  • Device: Traditional Split Titration Polysomnogram
    Then subjects will use Continuous Positive Airway Pressure (CPAP) machine for 90 days
  • Ambulatory APAP and SMT
    Subjects placed on the APAP machine
    Intervention: Device: Autotitrating Positive Airway Pressure (APAP)
  • Titration Polysomnogram with CPAP and SMT
    Subjects placed on CPAP machine
    Intervention: Device: Traditional Split Titration Polysomnogram
Not Provided

*   Includes publications given by the data provider as well as publications identified by ClinicalTrials.gov Identifier (NCT Number) in Medline.
 
Withdrawn
0
October 2011
October 2011   (final data collection date for primary outcome measure)

Inclusion Criteria:

  • Subjects who are competent to provide written consent
  • Aged 18 to 80 years
  • Deemed to be compliant with anti-hypertension medication therapy.
  • Subjects with diabetes and/or chronic kidney disease must have a mean 24 hour systolic blood pressure ≥130 mmHg
  • All other subjects must have a mean 24 hour systolic blood pressure ≥140 mmHg
  • Receiving and adhering to full doses of appropriate guideline-recommended antihypertensive drugs from three different classes of antihypertensive agents, preferably including a diuretic

Exclusion Criteria:

  • Average sitting systolic blood pressure ≥180 mmHg or diastolic blood pressure ≥110 mmHg
  • Known Sleep apnea
  • Subjects who perform alternating shift or night work
  • Subjects who have participated in a clinical study involving another investigational drug or device within 4 weeks prior to Screening
  • Have hypertension secondary to an identifiable and treatable cause other than sleep apnea
  • Subjects taking over the counter medications that can raise blood pressure, such as

    • Non narcotic analgesics
    • Non steroidal anti-inflammatory agents, including aspirin, Selective COX-2 inhibitors
    • Sympathomimetic agents (decongestants, diet pills, cocaine)
    • Stimulants (methylphenidate, dexmethylphenidate, dextroamphetamine, amphetamine, methamphetamine, modafinil)
    • Alcohol
    • Oral contraceptives
    • Cyclosporine
    • Erythropoietin
    • Natural licorice
    • Herbal compounds (ephedra or ma huang)
Both
18 Years to 80 Years
No
Contact information is only displayed when the study is recruiting subjects
United States
 
NCT00973531
HN 4113
No
Darshak Karia, MD, Albert Einstein Healthcare Network
Albert Einstein Healthcare Network
Not Provided
Principal Investigator: Darshak Karia, MD Albert Einstein Medical Center
Albert Einstein Healthcare Network
January 2012

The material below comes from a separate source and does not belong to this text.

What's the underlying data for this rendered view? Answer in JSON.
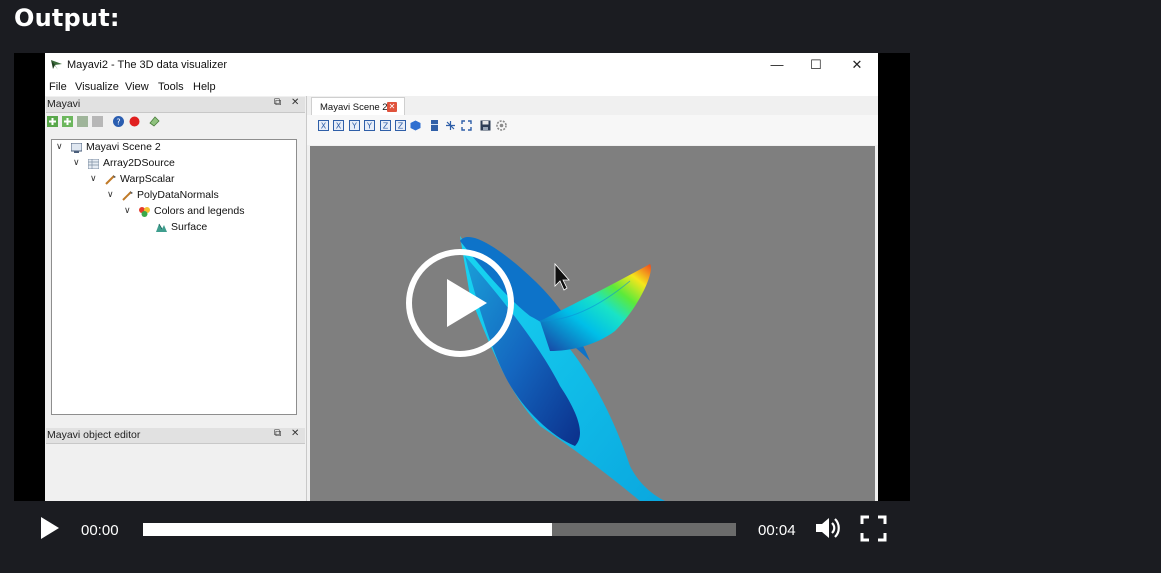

ICMJE     Data element required by the International Committee of Medical Journal Editors and the World Health Organization ICTRP